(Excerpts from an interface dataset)
▼
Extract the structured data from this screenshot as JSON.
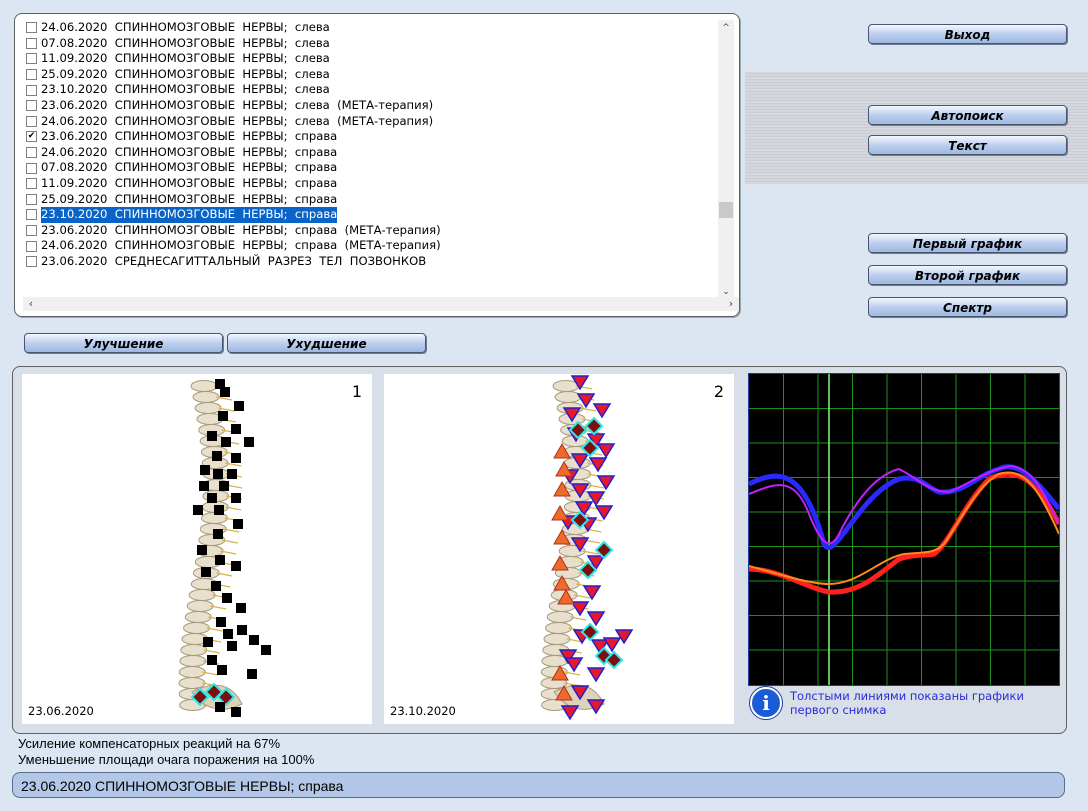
{
  "records": [
    {
      "checked": false,
      "text": "24.06.2020  СПИННОМОЗГОВЫЕ  НЕРВЫ;  слева"
    },
    {
      "checked": false,
      "text": "07.08.2020  СПИННОМОЗГОВЫЕ  НЕРВЫ;  слева"
    },
    {
      "checked": false,
      "text": "11.09.2020  СПИННОМОЗГОВЫЕ  НЕРВЫ;  слева"
    },
    {
      "checked": false,
      "text": "25.09.2020  СПИННОМОЗГОВЫЕ  НЕРВЫ;  слева"
    },
    {
      "checked": false,
      "text": "23.10.2020  СПИННОМОЗГОВЫЕ  НЕРВЫ;  слева"
    },
    {
      "checked": false,
      "text": "23.06.2020  СПИННОМОЗГОВЫЕ  НЕРВЫ;  слева  (МЕТА-терапия)"
    },
    {
      "checked": false,
      "text": "24.06.2020  СПИННОМОЗГОВЫЕ  НЕРВЫ;  слева  (МЕТА-терапия)"
    },
    {
      "checked": true,
      "text": "23.06.2020  СПИННОМОЗГОВЫЕ  НЕРВЫ;  справа"
    },
    {
      "checked": false,
      "text": "24.06.2020  СПИННОМОЗГОВЫЕ  НЕРВЫ;  справа"
    },
    {
      "checked": false,
      "text": "07.08.2020  СПИННОМОЗГОВЫЕ  НЕРВЫ;  справа"
    },
    {
      "checked": false,
      "text": "11.09.2020  СПИННОМОЗГОВЫЕ  НЕРВЫ;  справа"
    },
    {
      "checked": false,
      "text": "25.09.2020  СПИННОМОЗГОВЫЕ  НЕРВЫ;  справа"
    },
    {
      "checked": false,
      "text": "23.10.2020  СПИННОМОЗГОВЫЕ  НЕРВЫ;  справа",
      "selected": true
    },
    {
      "checked": false,
      "text": "23.06.2020  СПИННОМОЗГОВЫЕ  НЕРВЫ;  справа  (МЕТА-терапия)"
    },
    {
      "checked": false,
      "text": "24.06.2020  СПИННОМОЗГОВЫЕ  НЕРВЫ;  справа  (МЕТА-терапия)"
    },
    {
      "checked": false,
      "text": "23.06.2020  СРЕДНЕСАГИТТАЛЬНЫЙ  РАЗРЕЗ  ТЕЛ  ПОЗВОНКОВ"
    }
  ],
  "buttons": {
    "exit": "Выход",
    "autosearch": "Автопоиск",
    "text": "Текст",
    "first_graph": "Первый график",
    "second_graph": "Второй график",
    "spectrum": "Спектр",
    "improvement": "Улучшение",
    "deterioration": "Ухудшение"
  },
  "images": [
    {
      "number": "1",
      "date": "23.06.2020"
    },
    {
      "number": "2",
      "date": "23.10.2020"
    }
  ],
  "info_text": "Толстыми линиями показаны графики первого снимка",
  "status_lines": [
    "Усиление компенсаторных реакций на 67%",
    "Уменьшение площади очага поражения на 100%"
  ],
  "bottom_bar": "23.06.2020 СПИННОМОЗГОВЫЕ  НЕРВЫ;  справа",
  "colors": {
    "selection": "#0a64c8",
    "graph_background": "#000000",
    "grid": "#1c8f1c",
    "cursor_line": "#7cff7c"
  },
  "icons": [
    "checkbox",
    "scroll-up-icon",
    "scroll-down-icon",
    "scroll-left-icon",
    "scroll-right-icon",
    "info-icon",
    "marker-square",
    "marker-triangle-down",
    "marker-triangle-up",
    "marker-diamond"
  ]
}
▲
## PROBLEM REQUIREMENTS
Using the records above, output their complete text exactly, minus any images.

## TASK RESULT
Extract the structured data from this screenshot as JSON.
{
  "records": [
    {
      "checked": false,
      "text": "24.06.2020  СПИННОМОЗГОВЫЕ  НЕРВЫ;  слева"
    },
    {
      "checked": false,
      "text": "07.08.2020  СПИННОМОЗГОВЫЕ  НЕРВЫ;  слева"
    },
    {
      "checked": false,
      "text": "11.09.2020  СПИННОМОЗГОВЫЕ  НЕРВЫ;  слева"
    },
    {
      "checked": false,
      "text": "25.09.2020  СПИННОМОЗГОВЫЕ  НЕРВЫ;  слева"
    },
    {
      "checked": false,
      "text": "23.10.2020  СПИННОМОЗГОВЫЕ  НЕРВЫ;  слева"
    },
    {
      "checked": false,
      "text": "23.06.2020  СПИННОМОЗГОВЫЕ  НЕРВЫ;  слева  (МЕТА-терапия)"
    },
    {
      "checked": false,
      "text": "24.06.2020  СПИННОМОЗГОВЫЕ  НЕРВЫ;  слева  (МЕТА-терапия)"
    },
    {
      "checked": true,
      "text": "23.06.2020  СПИННОМОЗГОВЫЕ  НЕРВЫ;  справа"
    },
    {
      "checked": false,
      "text": "24.06.2020  СПИННОМОЗГОВЫЕ  НЕРВЫ;  справа"
    },
    {
      "checked": false,
      "text": "07.08.2020  СПИННОМОЗГОВЫЕ  НЕРВЫ;  справа"
    },
    {
      "checked": false,
      "text": "11.09.2020  СПИННОМОЗГОВЫЕ  НЕРВЫ;  справа"
    },
    {
      "checked": false,
      "text": "25.09.2020  СПИННОМОЗГОВЫЕ  НЕРВЫ;  справа"
    },
    {
      "checked": false,
      "text": "23.10.2020  СПИННОМОЗГОВЫЕ  НЕРВЫ;  справа",
      "selected": true
    },
    {
      "checked": false,
      "text": "23.06.2020  СПИННОМОЗГОВЫЕ  НЕРВЫ;  справа  (МЕТА-терапия)"
    },
    {
      "checked": false,
      "text": "24.06.2020  СПИННОМОЗГОВЫЕ  НЕРВЫ;  справа  (МЕТА-терапия)"
    },
    {
      "checked": false,
      "text": "23.06.2020  СРЕДНЕСАГИТТАЛЬНЫЙ  РАЗРЕЗ  ТЕЛ  ПОЗВОНКОВ"
    }
  ],
  "buttons": {
    "exit": "Выход",
    "autosearch": "Автопоиск",
    "text": "Текст",
    "first_graph": "Первый график",
    "second_graph": "Второй график",
    "spectrum": "Спектр",
    "improvement": "Улучшение",
    "deterioration": "Ухудшение"
  },
  "images": [
    {
      "number": "1",
      "date": "23.06.2020"
    },
    {
      "number": "2",
      "date": "23.10.2020"
    }
  ],
  "info_text": "Толстыми линиями показаны графики первого снимка",
  "status_lines": [
    "Усиление компенсаторных реакций на 67%",
    "Уменьшение площади очага поражения на 100%"
  ],
  "bottom_bar": "23.06.2020 СПИННОМОЗГОВЫЕ  НЕРВЫ;  справа",
  "colors": {
    "selection": "#0a64c8",
    "graph_background": "#000000",
    "grid": "#1c8f1c",
    "cursor_line": "#7cff7c"
  },
  "icons": [
    "checkbox",
    "scroll-up-icon",
    "scroll-down-icon",
    "scroll-left-icon",
    "scroll-right-icon",
    "info-icon",
    "marker-square",
    "marker-triangle-down",
    "marker-triangle-up",
    "marker-diamond"
  ]
}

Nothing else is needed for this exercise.